Turn out the lights, close the blinds and have a class performance
TIP: You will want to video record this, if you have the relevant permissions, as the results are pretty stunning
Divide the class into ability groups, and delegate a set of rhythms to each group so they can compose and rehearse a group performance; the higher the ability the more complex the selection of rhythms they can add into their performance.
3. Guess the Tune
Write a list of well-known Christmas tunes on pieces of paper.
Hand a slip of paper to each child and tell them to keep it secret.
Give the children time to practise tapping their allocated tune, using percussive instruments or body percussion.
Sitting in a circle, children take it in turns to clap their tune. Children get a point for guessing correctly, and the child tapping the tune also gets a point for doing a good job. If nobody can guess, the teacher gets the point. The class must try and “beat” the teacher.
Consider which songs have trickier rhythms and allocate those to children who find music less of a challenge.
Children who are less confident might enjoy this session more if they are assigned to a group / if they work with a partner.
4. World Christmas Music
Play children a variety of different Christmas tunes, with World Music influences, and give them the chance to discuss. What did they notice? What instruments did they hear? How was it different? What did they like? What didn’t they like?
Bela Fleck and the Flecktones – Jingle Bells (Mongolian Throat singing & Banjo)
The Mariachis – Feliz Navidad (Mexican Mariachi band – Trumpets, Guitar and Percussion)
Alex Boye & Genesis Choir – Drummer Boy (African Tribal, with African Drumming)
Caribbean Island Steel Pan Troupe – Let It Snow (Reggae, with steel pans)
For children that find music more of a challenge, perhaps have a series of yes/no questions lined up for them to answer. For children who are more able, prepare open questions so they can explain their responses and demonstrate their understanding.
5. The Nutcracker
TIP: This activity needs to be spread over several lessons
Explain that The Nutcracker is a ballet – a story set to music, and instead of “acting” the ballet dancers “dance” the story.
Read the story of The Nutcracker to the class.
Split the class into mixed groups and allocate them each a portion of the story.
Give the children time to compose some music that they think might fit their part of the story.

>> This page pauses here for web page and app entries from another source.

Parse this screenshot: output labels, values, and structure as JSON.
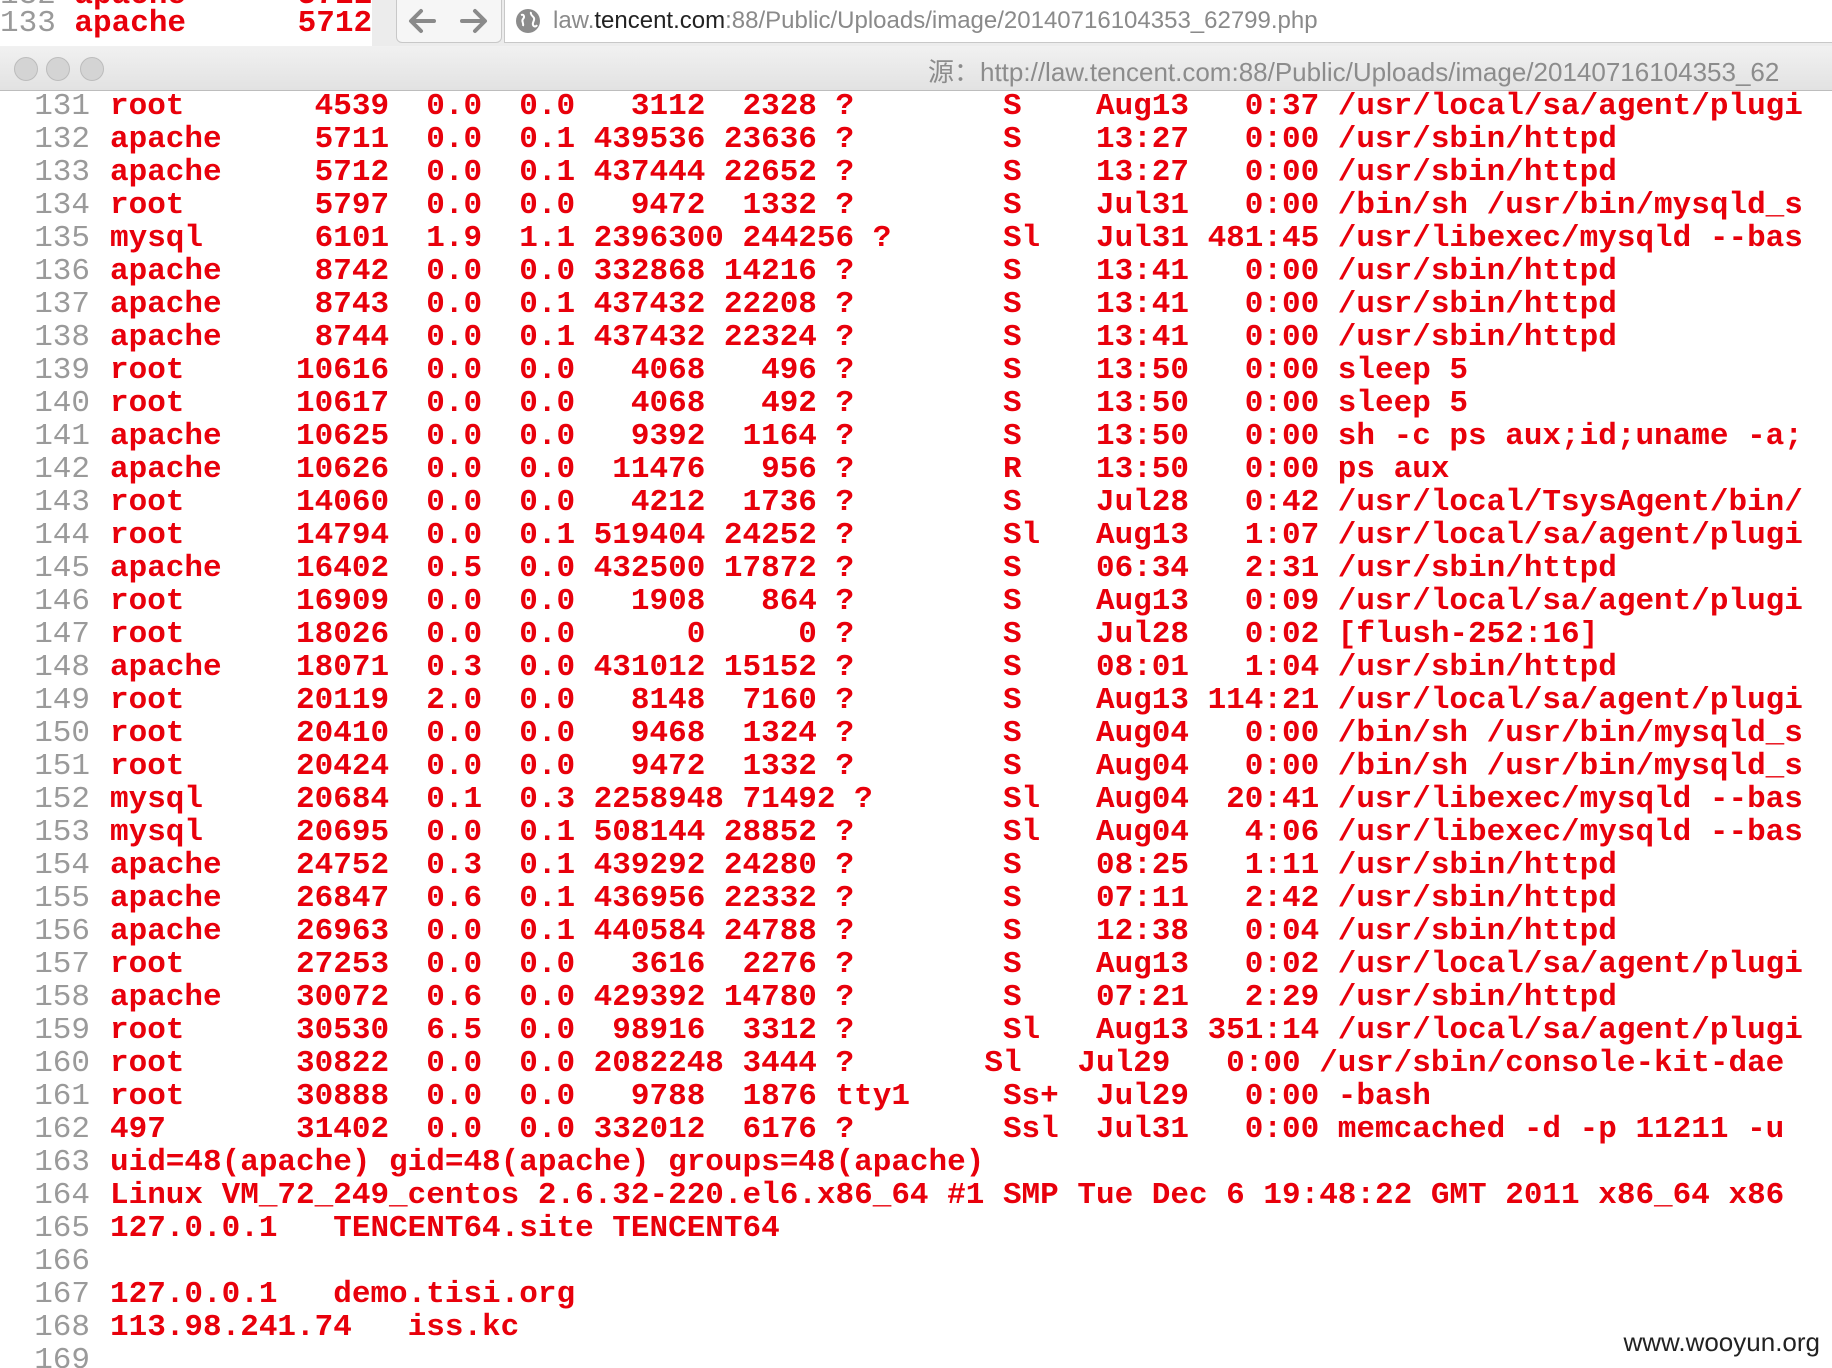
{
  "background_tab": {
    "partial_line": {
      "num": "132",
      "text": "apache      5711"
    },
    "line": {
      "num": "133",
      "text": "apache      5712"
    }
  },
  "address_bar": {
    "url_prefix": "law.",
    "url_domain": "tencent.com",
    "url_rest": ":88/Public/Uploads/image/20140716104353_62799.php"
  },
  "window": {
    "title": "源：http://law.tencent.com:88/Public/Uploads/image/20140716104353_62"
  },
  "source_lines": [
    {
      "num": "131",
      "text": "root       4539  0.0  0.0   3112  2328 ?        S    Aug13   0:37 /usr/local/sa/agent/plugi"
    },
    {
      "num": "132",
      "text": "apache     5711  0.0  0.1 439536 23636 ?        S    13:27   0:00 /usr/sbin/httpd"
    },
    {
      "num": "133",
      "text": "apache     5712  0.0  0.1 437444 22652 ?        S    13:27   0:00 /usr/sbin/httpd"
    },
    {
      "num": "134",
      "text": "root       5797  0.0  0.0   9472  1332 ?        S    Jul31   0:00 /bin/sh /usr/bin/mysqld_s"
    },
    {
      "num": "135",
      "text": "mysql      6101  1.9  1.1 2396300 244256 ?      Sl   Jul31 481:45 /usr/libexec/mysqld --bas"
    },
    {
      "num": "136",
      "text": "apache     8742  0.0  0.0 332868 14216 ?        S    13:41   0:00 /usr/sbin/httpd"
    },
    {
      "num": "137",
      "text": "apache     8743  0.0  0.1 437432 22208 ?        S    13:41   0:00 /usr/sbin/httpd"
    },
    {
      "num": "138",
      "text": "apache     8744  0.0  0.1 437432 22324 ?        S    13:41   0:00 /usr/sbin/httpd"
    },
    {
      "num": "139",
      "text": "root      10616  0.0  0.0   4068   496 ?        S    13:50   0:00 sleep 5"
    },
    {
      "num": "140",
      "text": "root      10617  0.0  0.0   4068   492 ?        S    13:50   0:00 sleep 5"
    },
    {
      "num": "141",
      "text": "apache    10625  0.0  0.0   9392  1164 ?        S    13:50   0:00 sh -c ps aux;id;uname -a;"
    },
    {
      "num": "142",
      "text": "apache    10626  0.0  0.0  11476   956 ?        R    13:50   0:00 ps aux"
    },
    {
      "num": "143",
      "text": "root      14060  0.0  0.0   4212  1736 ?        S    Jul28   0:42 /usr/local/TsysAgent/bin/"
    },
    {
      "num": "144",
      "text": "root      14794  0.0  0.1 519404 24252 ?        Sl   Aug13   1:07 /usr/local/sa/agent/plugi"
    },
    {
      "num": "145",
      "text": "apache    16402  0.5  0.0 432500 17872 ?        S    06:34   2:31 /usr/sbin/httpd"
    },
    {
      "num": "146",
      "text": "root      16909  0.0  0.0   1908   864 ?        S    Aug13   0:09 /usr/local/sa/agent/plugi"
    },
    {
      "num": "147",
      "text": "root      18026  0.0  0.0      0     0 ?        S    Jul28   0:02 [flush-252:16]"
    },
    {
      "num": "148",
      "text": "apache    18071  0.3  0.0 431012 15152 ?        S    08:01   1:04 /usr/sbin/httpd"
    },
    {
      "num": "149",
      "text": "root      20119  2.0  0.0   8148  7160 ?        S    Aug13 114:21 /usr/local/sa/agent/plugi"
    },
    {
      "num": "150",
      "text": "root      20410  0.0  0.0   9468  1324 ?        S    Aug04   0:00 /bin/sh /usr/bin/mysqld_s"
    },
    {
      "num": "151",
      "text": "root      20424  0.0  0.0   9472  1332 ?        S    Aug04   0:00 /bin/sh /usr/bin/mysqld_s"
    },
    {
      "num": "152",
      "text": "mysql     20684  0.1  0.3 2258948 71492 ?       Sl   Aug04  20:41 /usr/libexec/mysqld --bas"
    },
    {
      "num": "153",
      "text": "mysql     20695  0.0  0.1 508144 28852 ?        Sl   Aug04   4:06 /usr/libexec/mysqld --bas"
    },
    {
      "num": "154",
      "text": "apache    24752  0.3  0.1 439292 24280 ?        S    08:25   1:11 /usr/sbin/httpd"
    },
    {
      "num": "155",
      "text": "apache    26847  0.6  0.1 436956 22332 ?        S    07:11   2:42 /usr/sbin/httpd"
    },
    {
      "num": "156",
      "text": "apache    26963  0.0  0.1 440584 24788 ?        S    12:38   0:04 /usr/sbin/httpd"
    },
    {
      "num": "157",
      "text": "root      27253  0.0  0.0   3616  2276 ?        S    Aug13   0:02 /usr/local/sa/agent/plugi"
    },
    {
      "num": "158",
      "text": "apache    30072  0.6  0.0 429392 14780 ?        S    07:21   2:29 /usr/sbin/httpd"
    },
    {
      "num": "159",
      "text": "root      30530  6.5  0.0  98916  3312 ?        Sl   Aug13 351:14 /usr/local/sa/agent/plugi"
    },
    {
      "num": "160",
      "text": "root      30822  0.0  0.0 2082248 3444 ?       Sl   Jul29   0:00 /usr/sbin/console-kit-dae"
    },
    {
      "num": "161",
      "text": "root      30888  0.0  0.0   9788  1876 tty1     Ss+  Jul29   0:00 -bash"
    },
    {
      "num": "162",
      "text": "497       31402  0.0  0.0 332012  6176 ?        Ssl  Jul31   0:00 memcached -d -p 11211 -u "
    },
    {
      "num": "163",
      "text": "uid=48(apache) gid=48(apache) groups=48(apache)"
    },
    {
      "num": "164",
      "text": "Linux VM_72_249_centos 2.6.32-220.el6.x86_64 #1 SMP Tue Dec 6 19:48:22 GMT 2011 x86_64 x86"
    },
    {
      "num": "165",
      "text": "127.0.0.1   TENCENT64.site TENCENT64"
    },
    {
      "num": "166",
      "text": ""
    },
    {
      "num": "167",
      "text": "127.0.0.1   demo.tisi.org"
    },
    {
      "num": "168",
      "text": "113.98.241.74   iss.kc"
    },
    {
      "num": "169",
      "text": ""
    }
  ],
  "watermark": "www.wooyun.org",
  "colors": {
    "text": "#e8000b",
    "line_number": "#9a9a9a"
  }
}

Recap the story briefly.
Ask the children to get back into their groups and finalise / practise their compositions.
Re-read the story and let each group get up to perform their compositions to accompany their portion of the story.
At the end of the lesson, let the children listen to snippets of the original Nutcracker score to see how the original composer imagined it to sound.
You can ask them questions to compare/contrast their own compositions with the original score.
This activity would be good for mixed ability groups so that the children who struggle with music can draw from the knowledge of their more able peers. It also gives the more able children the opportunity to lead, and give peer-to-peer advice.